Laos China
Chinese President Xi Jinping (right) greets Lao's Prime Minister Thongsing Thammavong before a meeting at the Great Hall of the People in Beijing, April 11, 2014. Reuters/ Parker Song

China and Laos announced closer military ties Wednesday, a development that coincides with China's growing investment in infrastructure and economic influence.

The Laotian defense minister met with Xu Qiliang, the vice chairman of the Central Military Commission, and other Chinese military officials Wednesday in Beijing to affirm increased cooperation between the two nations. The Laotian defense minister, Sengnuan Saiyalath, said, “Laos is willing to learn from China’s experiences in army building and further strengthen bilateral friendship and military relations,” according to China's state-run Global Times.

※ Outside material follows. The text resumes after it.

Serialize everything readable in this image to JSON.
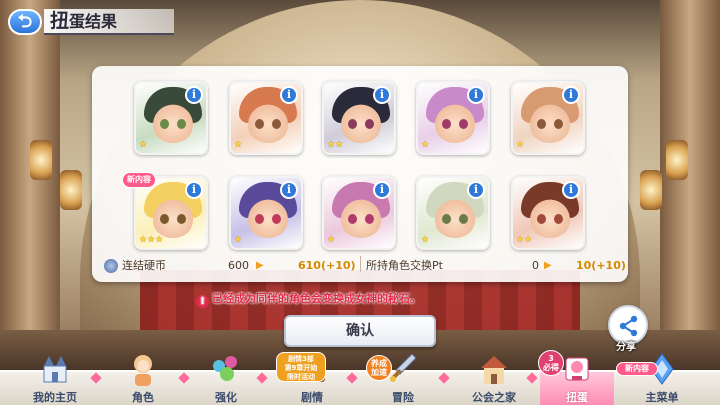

The warming military ties are the latest move linking Vientiane, the capital of Laos, and Beijing. China’s so-called belt-and-road infrastructure plan, which would link China and Laos by railway, is a key to Laos’ socio-economic development. “Lao transport infrastructure, including road, water, air and railway, are lagging behind other countries,” Lattanamany Khounnyvong, Lao vice minister of Public Works and Transport told Xinhua. “I totally support the [Chinese] initiative as good transport infrastructure and transport connectivity with other countries are key to national development,” he said, adding that the project will turn landlocked Laos into a “land-linked country.”

However, analysts warned that the budding relations may be too lopsided, with Laos using natural resources and mineral-rich land as collateral, working mostly in China’s favor.

“It's all part of both China’s push to develop its trading route southward and improve the infrastructure,” Carl Thayer, a defense analyst at the University of New South Wales, told Voice of America. “You have steady accretion of China -- the high-speed rail makes Laos go heavily into debt for concession loans.”

Laotian Armed Forces Over Time | FindTheData

Though China has been expanding into Thailand, Myanmar and Cambodia, as well, experts said Laos is most likely to be dwarfed by China’s influence.

“Of the countries involved, Laos is most at risk of coming under China’s domination,” Thitinan Pongsudhirak a political scientist at Chulalongkorn University in Thailand, also told VOA. “Laos is a small country, small economy and China is not afraid to make the mainland Southeast Asia space into its own backyard. It’s doing that now.”